Because of the faithfulness of Jesus in the gospel, we are free to be patient in these relationships. In fact, I think that impatience is an indication of my faithlessness (“It’s up to me to make something happen in this person’s heart and mind”) as opposed to my patience demonstrating allegiance to Jesus (“Watch and wait for the Spirit’s work in this space”).
So what does sharing the gospel of allegiance sound like?
With all this context, let’s return to my friend’s push-back and question:
“Who’s to say God just doesn’t want me to be happy? If I enjoy going to strip clubs and seeing naked women why wouldn’t God be okay with that? Maybe your view of God is just too narrow, Gino. Maybe your God is no fun.”
My initial response was a question (I learned that from Jesus!): “I really appreciate you asking this. It’s a sincere question and I can see that you’re wrestling here. So let me ask you, are you saying that if God didn’t want you to go to strip clubs he would not be for your good?”
“I’m just saying,” he replied with a wry smile, “is why does God really care about if I want to look at naked women or not? Maybe I’m just appreciating his creation? How do you know that God doesn’t just want me to do whatever makes me happy?”
“Well, I think there may be a difference between appreciating God’s creation and objectifying women for our own enjoyment,” I replied. “In fact, the two are not compatible. I don’t think we could say we are appreciating God’s creation while we are using it for something it wasn’t intended for. I’m not going to go on a rant about the abuse of power and such right now but I can assure you that this isn’t as innocent as you might like to think or are probably aware of.”
“OK,” my friend said, “that could be true, but how do you that God doesn’t just want me to do what I want to be happy and that he really cares?”
“That’s such an important question!” I responded with a smile. “I can tell you what I believe and invite you to explore it with me. I know what God is like by looking at Jesus. I experience Jesus through participating in the life he invites us into, through prayer, by studying the written account of his work in the world, the Bible, and through the many traditions of the family of God throughout time. This is what gives me a basis for what God desires of me.
“I can sum it up for you: to love him and to love my neighbors. But here’s what I think maybe the difference between you and me—you tell me what you think. A lot of people tell each other that ‘You need to follow a god of your own understanding.’ I think that is helpful. But for you, are you following a god of your own understanding or a god of your own making? If your view of god never calls you to live into something different than you already are doing, is that a god worth following?”
It got silent. Almost uncomfortably so. Perhaps I said too much, I thought to myself. I do that too often.
But before my doubt and self-loathing gathered momentum in my head, my friend burst into a big smile. “Gino, I’ve never thought of that before in my life. If I only believe in a god that does exactly what I want him to, what kind of god is that? You’ve given me something to seriously think about. Thanks.”

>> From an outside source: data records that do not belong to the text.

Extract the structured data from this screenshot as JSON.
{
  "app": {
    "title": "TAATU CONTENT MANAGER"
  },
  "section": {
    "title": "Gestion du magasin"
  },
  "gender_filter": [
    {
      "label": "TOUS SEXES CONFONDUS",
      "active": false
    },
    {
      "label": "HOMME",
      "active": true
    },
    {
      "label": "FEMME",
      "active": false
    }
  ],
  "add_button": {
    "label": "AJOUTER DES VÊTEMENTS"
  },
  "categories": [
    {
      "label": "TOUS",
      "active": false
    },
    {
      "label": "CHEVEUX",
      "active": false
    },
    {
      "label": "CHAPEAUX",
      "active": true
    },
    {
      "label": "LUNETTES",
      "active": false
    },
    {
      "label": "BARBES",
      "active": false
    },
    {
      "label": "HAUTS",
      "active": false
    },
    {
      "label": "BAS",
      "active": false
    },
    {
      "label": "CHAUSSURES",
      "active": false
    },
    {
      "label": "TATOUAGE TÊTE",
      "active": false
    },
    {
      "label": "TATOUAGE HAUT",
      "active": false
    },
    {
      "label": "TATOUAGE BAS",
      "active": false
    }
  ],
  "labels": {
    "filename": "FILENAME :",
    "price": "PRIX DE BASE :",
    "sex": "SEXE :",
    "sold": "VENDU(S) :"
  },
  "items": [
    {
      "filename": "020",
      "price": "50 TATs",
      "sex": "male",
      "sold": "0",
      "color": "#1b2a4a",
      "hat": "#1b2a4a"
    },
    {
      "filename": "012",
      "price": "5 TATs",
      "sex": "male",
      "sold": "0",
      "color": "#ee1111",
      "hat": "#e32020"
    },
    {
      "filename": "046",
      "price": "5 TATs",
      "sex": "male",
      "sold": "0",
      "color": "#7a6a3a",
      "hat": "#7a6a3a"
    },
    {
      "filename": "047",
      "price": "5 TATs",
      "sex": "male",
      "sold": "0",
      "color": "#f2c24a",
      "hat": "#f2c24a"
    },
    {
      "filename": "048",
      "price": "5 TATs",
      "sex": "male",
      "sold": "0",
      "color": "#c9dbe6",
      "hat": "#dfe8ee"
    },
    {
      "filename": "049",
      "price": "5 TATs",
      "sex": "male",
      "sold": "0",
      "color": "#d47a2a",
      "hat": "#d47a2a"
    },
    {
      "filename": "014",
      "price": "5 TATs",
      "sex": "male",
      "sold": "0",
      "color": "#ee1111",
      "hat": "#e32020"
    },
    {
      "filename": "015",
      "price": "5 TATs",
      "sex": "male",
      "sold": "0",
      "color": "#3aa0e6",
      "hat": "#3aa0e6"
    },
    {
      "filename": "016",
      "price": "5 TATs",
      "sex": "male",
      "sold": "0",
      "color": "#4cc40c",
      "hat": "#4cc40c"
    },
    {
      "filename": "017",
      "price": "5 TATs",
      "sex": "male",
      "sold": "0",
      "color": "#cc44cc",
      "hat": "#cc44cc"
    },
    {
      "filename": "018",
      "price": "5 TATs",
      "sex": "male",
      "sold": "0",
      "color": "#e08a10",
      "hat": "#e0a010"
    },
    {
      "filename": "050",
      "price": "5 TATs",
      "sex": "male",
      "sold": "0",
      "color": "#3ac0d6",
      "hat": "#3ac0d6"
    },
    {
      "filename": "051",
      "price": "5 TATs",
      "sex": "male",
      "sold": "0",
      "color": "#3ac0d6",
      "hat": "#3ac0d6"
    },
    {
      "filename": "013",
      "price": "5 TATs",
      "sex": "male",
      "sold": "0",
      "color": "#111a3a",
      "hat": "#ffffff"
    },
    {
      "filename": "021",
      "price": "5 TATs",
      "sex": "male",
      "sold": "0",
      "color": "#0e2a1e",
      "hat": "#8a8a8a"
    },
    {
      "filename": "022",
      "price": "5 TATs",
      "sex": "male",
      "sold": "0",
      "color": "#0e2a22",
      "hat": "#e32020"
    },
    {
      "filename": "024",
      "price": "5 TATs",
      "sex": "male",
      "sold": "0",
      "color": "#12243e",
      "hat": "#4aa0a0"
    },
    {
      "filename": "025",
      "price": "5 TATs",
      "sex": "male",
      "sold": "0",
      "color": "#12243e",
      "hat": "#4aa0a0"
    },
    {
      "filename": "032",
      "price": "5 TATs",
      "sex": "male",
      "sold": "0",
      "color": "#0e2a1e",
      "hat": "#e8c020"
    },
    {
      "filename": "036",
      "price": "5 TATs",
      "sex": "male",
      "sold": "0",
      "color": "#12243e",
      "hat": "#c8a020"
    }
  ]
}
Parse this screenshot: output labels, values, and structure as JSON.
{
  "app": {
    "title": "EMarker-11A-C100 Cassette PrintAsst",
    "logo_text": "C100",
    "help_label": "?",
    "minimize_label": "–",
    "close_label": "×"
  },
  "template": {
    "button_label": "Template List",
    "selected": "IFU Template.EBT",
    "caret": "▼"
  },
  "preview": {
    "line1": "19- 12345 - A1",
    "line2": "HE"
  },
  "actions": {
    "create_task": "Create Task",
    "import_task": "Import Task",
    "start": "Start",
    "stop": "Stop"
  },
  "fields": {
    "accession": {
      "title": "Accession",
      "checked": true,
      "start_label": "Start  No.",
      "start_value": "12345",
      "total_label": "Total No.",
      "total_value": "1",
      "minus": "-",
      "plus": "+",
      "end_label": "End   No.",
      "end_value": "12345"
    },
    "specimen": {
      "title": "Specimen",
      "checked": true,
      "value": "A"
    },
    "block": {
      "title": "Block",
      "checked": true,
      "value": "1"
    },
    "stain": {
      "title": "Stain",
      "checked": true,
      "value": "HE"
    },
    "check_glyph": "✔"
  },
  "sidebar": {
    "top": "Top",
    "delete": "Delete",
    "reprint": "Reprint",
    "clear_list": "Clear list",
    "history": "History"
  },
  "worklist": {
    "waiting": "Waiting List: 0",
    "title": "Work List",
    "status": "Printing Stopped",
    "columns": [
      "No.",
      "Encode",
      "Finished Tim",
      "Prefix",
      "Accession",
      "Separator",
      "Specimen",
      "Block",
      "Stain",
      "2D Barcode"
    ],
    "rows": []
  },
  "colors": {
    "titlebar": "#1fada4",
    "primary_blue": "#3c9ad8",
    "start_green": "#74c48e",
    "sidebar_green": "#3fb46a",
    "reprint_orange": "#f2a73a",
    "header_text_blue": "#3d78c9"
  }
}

As I’ve stated before, sharing the gospel is a process, and my friend and I are in the middle of it, together. I seek to “allegiantly” follow Jesus, my friend is learning with me as he figures if he should trust in his own faithfulness or in the faithfulness of Jesus. What a beautiful process! Good news for me, Jesus is faithful to both me and my friend regardless of how faithful we are to him. So, ultimately, this isn’t up to me (or my friend)!